The New South Wales Government has approved Australian Industrial Energy’s (AIE) application to modify the existing Development Consent for the Port Kembla Gas Terminal (PKGT).
The modification will allow increased volumes of gas to flow through the Terminal, satisfying the market need for more gas during winter months.
This will be achieved by increasing the permitted output of the Terminal, as well as increasing the number of LNG cargoes able to be received by the Terminal.
With the additional capacity now approved, AIE will continue working with government agencies to complete post-consent requirements and with customers to firm up supply contracts.
With firm supply contracts in place, AIE will be able to take its final investment decision (FID) and commence the relatively short and simple 14-16 months construction program for the Terminal.
Of the various gas import facilities proposed to service the East Coast market, the PKGT is the only Terminal with a planning consent. It is also well placed to service both the NSW and Victorian markets.

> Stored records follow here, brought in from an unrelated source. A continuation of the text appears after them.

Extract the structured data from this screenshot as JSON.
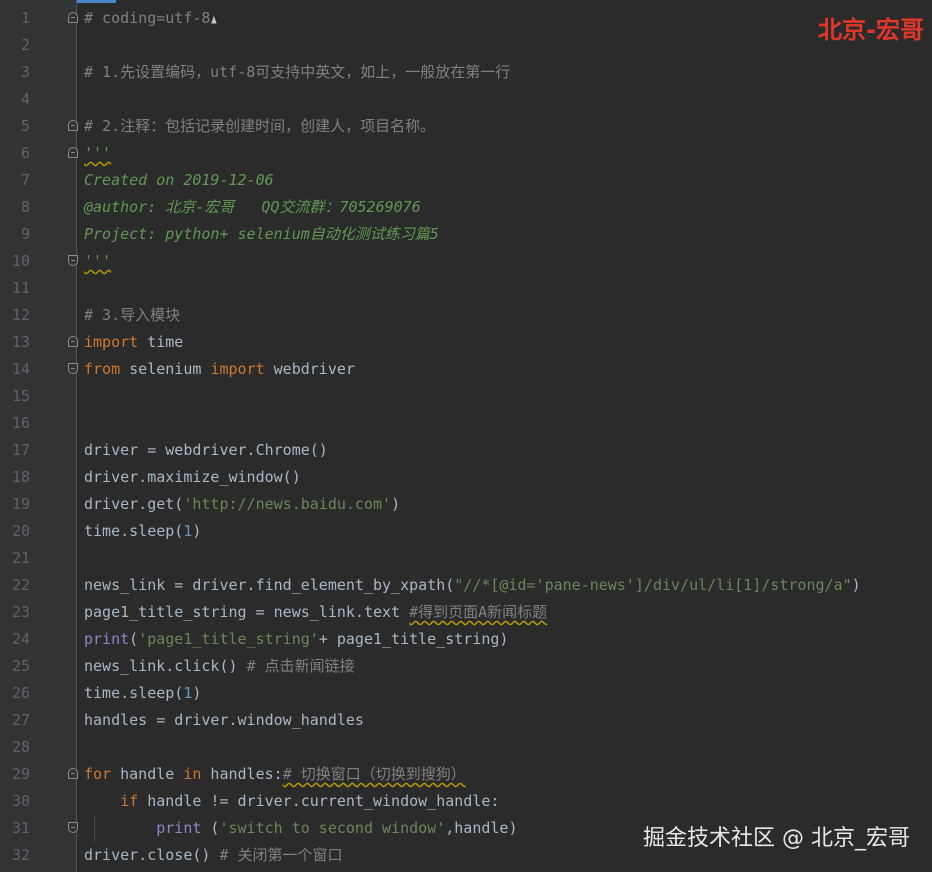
{
  "editor": {
    "line_numbers": [
      "1",
      "2",
      "3",
      "4",
      "5",
      "6",
      "7",
      "8",
      "9",
      "10",
      "11",
      "12",
      "13",
      "14",
      "15",
      "16",
      "17",
      "18",
      "19",
      "20",
      "21",
      "22",
      "23",
      "24",
      "25",
      "26",
      "27",
      "28",
      "29",
      "30",
      "31",
      "32"
    ],
    "lines": {
      "l1": "# coding=utf-8",
      "l3": "# 1.先设置编码，utf-8可支持中英文，如上，一般放在第一行",
      "l5": "# 2.注释：包括记录创建时间，创建人，项目名称。",
      "l6": "'''",
      "l7": "Created on 2019-12-06",
      "l8": "@author: 北京-宏哥   QQ交流群：705269076",
      "l9": "Project: python+ selenium自动化测试练习篇5",
      "l10": "'''",
      "l12": "# 3.导入模块",
      "l13_kw": "import",
      "l13_rest": " time",
      "l14_kw1": "from",
      "l14_mid": " selenium ",
      "l14_kw2": "import",
      "l14_rest": " webdriver",
      "l17": "driver = webdriver.Chrome()",
      "l18": "driver.maximize_window()",
      "l19_a": "driver.get(",
      "l19_str": "'http://news.baidu.com'",
      "l19_b": ")",
      "l20_a": "time.sleep(",
      "l20_num": "1",
      "l20_b": ")",
      "l22_a": "news_link = driver.find_element_by_xpath(",
      "l22_str": "\"//*[@id='pane-news']/div/ul/li[1]/strong/a\"",
      "l22_b": ")",
      "l23_a": "page1_title_string = news_link.text ",
      "l23_cmt": "#得到页面A新闻标题",
      "l24_builtin": "print",
      "l24_a": "(",
      "l24_str": "'page1_title_string'",
      "l24_b": "+ page1_title_string)",
      "l25_a": "news_link.click() ",
      "l25_cmt": "# 点击新闻链接",
      "l26_a": "time.sleep(",
      "l26_num": "1",
      "l26_b": ")",
      "l27": "handles = driver.window_handles",
      "l29_kw1": "for",
      "l29_a": " handle ",
      "l29_kw2": "in",
      "l29_b": " handles:",
      "l29_cmt": "# 切换窗口（切换到搜狗）",
      "l30_kw": "if",
      "l30_a": " handle != driver.current_window_handle:",
      "l31_builtin": "print",
      "l31_a": " (",
      "l31_str": "'switch to second window'",
      "l31_b": ",handle)",
      "l32_a": "driver.close() ",
      "l32_cmt": "# 关闭第一个窗口"
    }
  },
  "watermark": {
    "top": "北京-宏哥",
    "bottom": "掘金技术社区 @ 北京_宏哥"
  },
  "colors": {
    "background": "#2b2b2b",
    "keyword": "#cc7832",
    "string": "#6a8759",
    "docstring": "#629755",
    "comment": "#808080",
    "watermark_red": "#e3362a"
  }
}
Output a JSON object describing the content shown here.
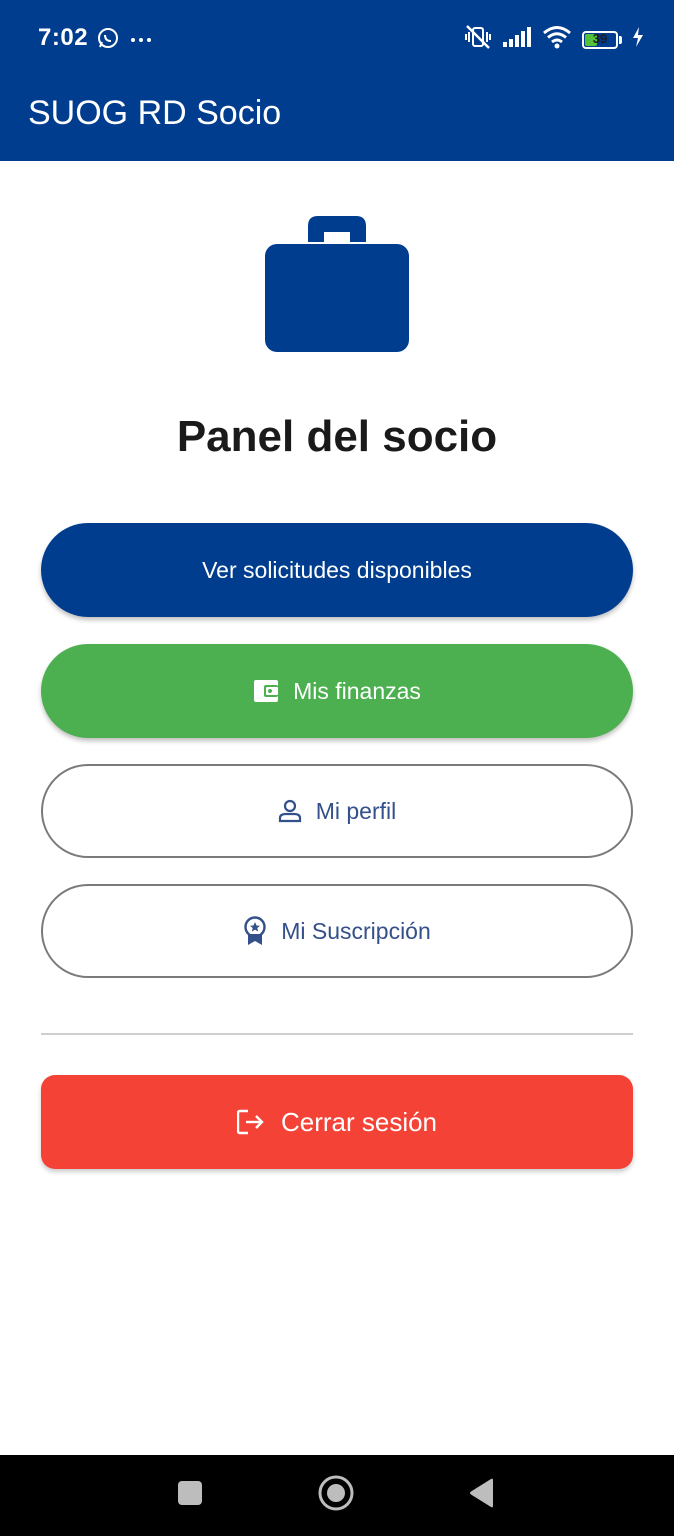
{
  "status_bar": {
    "time": "7:02",
    "battery_level": "39",
    "icons": [
      "whatsapp-icon",
      "more-dots-icon",
      "vibrate-off-icon",
      "signal-icon",
      "wifi-icon",
      "battery-icon",
      "charging-icon"
    ]
  },
  "app_bar": {
    "title": "SUOG RD Socio"
  },
  "main": {
    "hero_icon": "briefcase-icon",
    "title": "Panel del socio",
    "buttons": [
      {
        "label": "Ver solicitudes disponibles",
        "icon": ""
      },
      {
        "label": "Mis finanzas",
        "icon": "wallet-icon"
      },
      {
        "label": "Mi perfil",
        "icon": "person-icon"
      },
      {
        "label": "Mi Suscripción",
        "icon": "badge-icon"
      }
    ],
    "logout": {
      "label": "Cerrar sesión",
      "icon": "logout-icon"
    }
  },
  "colors": {
    "primary": "#003d8f",
    "success": "#4caf50",
    "danger": "#f44336",
    "outline_text": "#33508a"
  },
  "nav_bar": {
    "buttons": [
      "recents-button",
      "home-button",
      "back-button"
    ]
  }
}
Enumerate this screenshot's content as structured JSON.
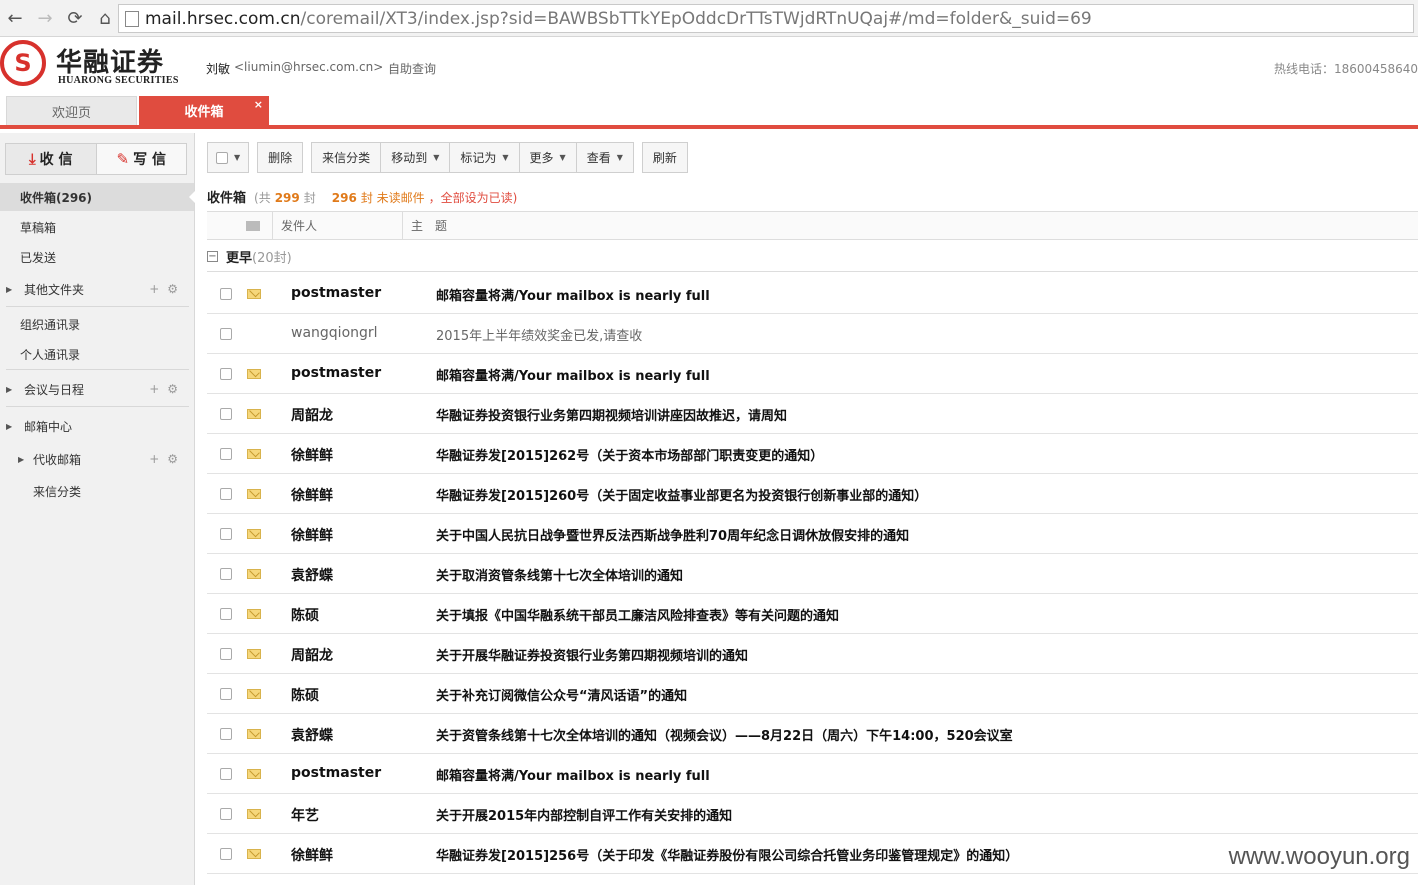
{
  "browser": {
    "url_host": "mail.hrsec.com.cn",
    "url_rest": "/coremail/XT3/index.jsp?sid=BAWBSbTTkYEpOddcDrTTsTWjdRTnUQaj#/md=folder&_suid=69"
  },
  "header": {
    "logo_cn": "华融证券",
    "logo_en": "HUARONG SECURITIES",
    "user_name": "刘敏",
    "user_email": "<liumin@hrsec.com.cn>",
    "self_query": "自助查询",
    "hotline": "热线电话：18600458640"
  },
  "tabs": [
    {
      "label": "欢迎页"
    },
    {
      "label": "收件箱",
      "close": "×"
    }
  ],
  "sidebar": {
    "receive_label": "收 信",
    "compose_label": "写 信",
    "items": [
      {
        "label": "收件箱(296)"
      },
      {
        "label": "草稿箱"
      },
      {
        "label": "已发送"
      },
      {
        "label": "其他文件夹"
      },
      {
        "label": "组织通讯录"
      },
      {
        "label": "个人通讯录"
      },
      {
        "label": "会议与日程"
      },
      {
        "label": "邮箱中心"
      },
      {
        "label": "代收邮箱"
      },
      {
        "label": "来信分类"
      }
    ]
  },
  "toolbar": {
    "delete": "删除",
    "classify": "来信分类",
    "move_to": "移动到",
    "mark_as": "标记为",
    "more": "更多",
    "view": "查看",
    "refresh": "刷新"
  },
  "summary": {
    "folder": "收件箱",
    "total_prefix": "(共",
    "total": "299",
    "total_suffix": "封",
    "unread": "296",
    "unread_suffix": "封 未读邮件",
    "mark_all": "，全部设为已读)"
  },
  "columns": {
    "sender": "发件人",
    "subject": "主　题"
  },
  "group": {
    "toggle": "−",
    "label": "更早",
    "count": "(20封)"
  },
  "mails": [
    {
      "sender": "postmaster",
      "subject": "邮箱容量将满/Your mailbox is nearly full",
      "unread": true
    },
    {
      "sender": "wangqiongrl",
      "subject": "2015年上半年绩效奖金已发,请查收",
      "unread": false
    },
    {
      "sender": "postmaster",
      "subject": "邮箱容量将满/Your mailbox is nearly full",
      "unread": true
    },
    {
      "sender": "周韶龙",
      "subject": "华融证券投资银行业务第四期视频培训讲座因故推迟，请周知",
      "unread": true
    },
    {
      "sender": "徐鲜鲜",
      "subject": "华融证券发[2015]262号（关于资本市场部部门职责变更的通知）",
      "unread": true
    },
    {
      "sender": "徐鲜鲜",
      "subject": "华融证券发[2015]260号（关于固定收益事业部更名为投资银行创新事业部的通知）",
      "unread": true
    },
    {
      "sender": "徐鲜鲜",
      "subject": "关于中国人民抗日战争暨世界反法西斯战争胜利70周年纪念日调休放假安排的通知",
      "unread": true
    },
    {
      "sender": "袁舒蝶",
      "subject": "关于取消资管条线第十七次全体培训的通知",
      "unread": true
    },
    {
      "sender": "陈硕",
      "subject": "关于填报《中国华融系统干部员工廉洁风险排查表》等有关问题的通知",
      "unread": true
    },
    {
      "sender": "周韶龙",
      "subject": "关于开展华融证券投资银行业务第四期视频培训的通知",
      "unread": true
    },
    {
      "sender": "陈硕",
      "subject": "关于补充订阅微信公众号“清风话语”的通知",
      "unread": true
    },
    {
      "sender": "袁舒蝶",
      "subject": "关于资管条线第十七次全体培训的通知（视频会议）——8月22日（周六）下午14:00，520会议室",
      "unread": true
    },
    {
      "sender": "postmaster",
      "subject": "邮箱容量将满/Your mailbox is nearly full",
      "unread": true
    },
    {
      "sender": "年艺",
      "subject": "关于开展2015年内部控制自评工作有关安排的通知",
      "unread": true
    },
    {
      "sender": "徐鲜鲜",
      "subject": "华融证券发[2015]256号（关于印发《华融证券股份有限公司综合托管业务印鉴管理规定》的通知）",
      "unread": true
    }
  ],
  "watermark": "www.wooyun.org"
}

AIE has appointed a major construction contractor, Spiecapag Soletanche Bachy (SCSB), and secured the Höegh Galleon as the Floating Storage and Regasification Unit (FSRU) for the Terminal.
If customers now commit to supply agreements, making FID possible in 2020, gas could be flowing into NSW as early as 2022.
The Terminal has the capacity to deliver well over 100PJ of gas each year, representing about 75 per cent of NSW total market needs. It can source LNG supplies from WA, QLD, NT or anywhere in the world, offering the most competitive prices.
The approval cements the PKGT’s position as the only project in NSW with a potential timeframe able to assist the NSW State Government to meet the terms of its recent MOU with the Commonwealth to support the injection of 70PJ of new natural gas supplies into the market by 2022.
AIE has adopted a highly flexible approach to accommodating customer needs, offering not only long-term fixed schedule supply contracts for industrial customers, but also tolling capacity so large volume customers, such as energy companies, can secure their own cargoes and delivery frequencies.
Head of AIE’s PKGT Project, Peter Mitchley, said “Import terminals can be operational faster and cheaper than on-shore resources.
“Production rates can be dialled up or down quickly to reflect market demands and the capacity of terminals can, in some instances, exceed volumes available from onshore gas fields.
“When located in industrial zones, like our NSW Port Kembla site, there is also the added benefit of significantly reduced environmental and community impacts.”